Your task: Give back the records below exactly, omitting the pictures.

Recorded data
──────

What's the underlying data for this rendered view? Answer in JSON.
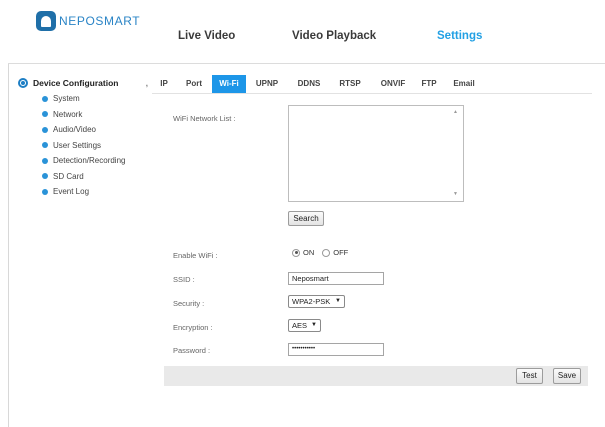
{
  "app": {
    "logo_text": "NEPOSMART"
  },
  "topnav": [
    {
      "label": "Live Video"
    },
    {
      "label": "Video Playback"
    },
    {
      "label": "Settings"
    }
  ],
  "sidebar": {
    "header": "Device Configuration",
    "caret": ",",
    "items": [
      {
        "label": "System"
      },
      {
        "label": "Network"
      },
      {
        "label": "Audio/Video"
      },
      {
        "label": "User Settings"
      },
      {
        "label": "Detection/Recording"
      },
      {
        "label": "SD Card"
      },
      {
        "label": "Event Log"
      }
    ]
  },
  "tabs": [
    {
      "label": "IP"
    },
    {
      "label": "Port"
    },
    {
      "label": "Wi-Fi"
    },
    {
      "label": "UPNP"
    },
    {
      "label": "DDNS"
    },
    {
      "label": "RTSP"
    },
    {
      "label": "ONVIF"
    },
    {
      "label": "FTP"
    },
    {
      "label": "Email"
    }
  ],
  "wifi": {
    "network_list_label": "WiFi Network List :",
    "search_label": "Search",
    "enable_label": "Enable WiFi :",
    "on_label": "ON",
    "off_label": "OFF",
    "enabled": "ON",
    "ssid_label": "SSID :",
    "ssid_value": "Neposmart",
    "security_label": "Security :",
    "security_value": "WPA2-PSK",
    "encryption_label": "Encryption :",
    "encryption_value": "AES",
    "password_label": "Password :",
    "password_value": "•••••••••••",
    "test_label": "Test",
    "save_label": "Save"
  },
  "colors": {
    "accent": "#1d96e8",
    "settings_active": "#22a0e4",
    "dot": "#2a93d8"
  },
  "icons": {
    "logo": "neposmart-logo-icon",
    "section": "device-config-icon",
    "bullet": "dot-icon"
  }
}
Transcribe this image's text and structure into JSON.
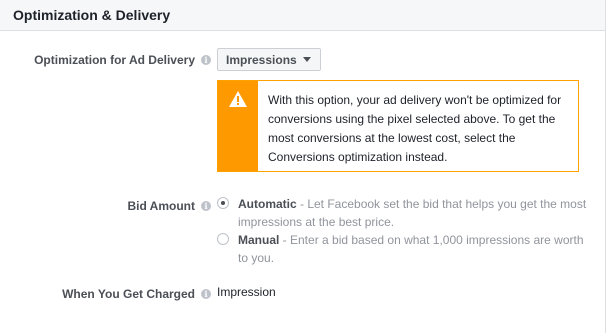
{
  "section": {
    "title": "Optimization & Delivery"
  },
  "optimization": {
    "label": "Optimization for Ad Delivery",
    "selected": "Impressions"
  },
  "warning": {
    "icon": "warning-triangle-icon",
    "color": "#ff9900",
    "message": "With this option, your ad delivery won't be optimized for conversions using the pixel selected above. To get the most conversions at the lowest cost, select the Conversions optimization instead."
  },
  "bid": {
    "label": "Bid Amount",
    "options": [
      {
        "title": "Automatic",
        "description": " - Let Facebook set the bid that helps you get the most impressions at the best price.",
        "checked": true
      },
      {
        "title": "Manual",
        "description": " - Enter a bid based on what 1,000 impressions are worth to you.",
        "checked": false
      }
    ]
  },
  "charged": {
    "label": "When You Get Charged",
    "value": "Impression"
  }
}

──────

Expected answer:
What's the underlying data for this rendered view? Answer in JSON.
{
  "app": {
    "logo_text": "NEPOSMART"
  },
  "topnav": [
    {
      "label": "Live Video"
    },
    {
      "label": "Video Playback"
    },
    {
      "label": "Settings"
    }
  ],
  "sidebar": {
    "header": "Device Configuration",
    "caret": ",",
    "items": [
      {
        "label": "System"
      },
      {
        "label": "Network"
      },
      {
        "label": "Audio/Video"
      },
      {
        "label": "User Settings"
      },
      {
        "label": "Detection/Recording"
      },
      {
        "label": "SD Card"
      },
      {
        "label": "Event Log"
      }
    ]
  },
  "tabs": [
    {
      "label": "IP"
    },
    {
      "label": "Port"
    },
    {
      "label": "Wi-Fi"
    },
    {
      "label": "UPNP"
    },
    {
      "label": "DDNS"
    },
    {
      "label": "RTSP"
    },
    {
      "label": "ONVIF"
    },
    {
      "label": "FTP"
    },
    {
      "label": "Email"
    }
  ],
  "wifi": {
    "network_list_label": "WiFi Network List :",
    "search_label": "Search",
    "enable_label": "Enable WiFi :",
    "on_label": "ON",
    "off_label": "OFF",
    "enabled": "ON",
    "ssid_label": "SSID :",
    "ssid_value": "Neposmart",
    "security_label": "Security :",
    "security_value": "WPA2-PSK",
    "encryption_label": "Encryption :",
    "encryption_value": "AES",
    "password_label": "Password :",
    "password_value": "•••••••••••",
    "test_label": "Test",
    "save_label": "Save"
  },
  "colors": {
    "accent": "#1d96e8",
    "settings_active": "#22a0e4",
    "dot": "#2a93d8"
  },
  "icons": {
    "logo": "neposmart-logo-icon",
    "section": "device-config-icon",
    "bullet": "dot-icon"
  }
}
Transcribe this image's text and structure into JSON.
{
  "section": {
    "title": "Optimization & Delivery"
  },
  "optimization": {
    "label": "Optimization for Ad Delivery",
    "selected": "Impressions"
  },
  "warning": {
    "icon": "warning-triangle-icon",
    "color": "#ff9900",
    "message": "With this option, your ad delivery won't be optimized for conversions using the pixel selected above. To get the most conversions at the lowest cost, select the Conversions optimization instead."
  },
  "bid": {
    "label": "Bid Amount",
    "options": [
      {
        "title": "Automatic",
        "description": " - Let Facebook set the bid that helps you get the most impressions at the best price.",
        "checked": true
      },
      {
        "title": "Manual",
        "description": " - Enter a bid based on what 1,000 impressions are worth to you.",
        "checked": false
      }
    ]
  },
  "charged": {
    "label": "When You Get Charged",
    "value": "Impression"
  }
}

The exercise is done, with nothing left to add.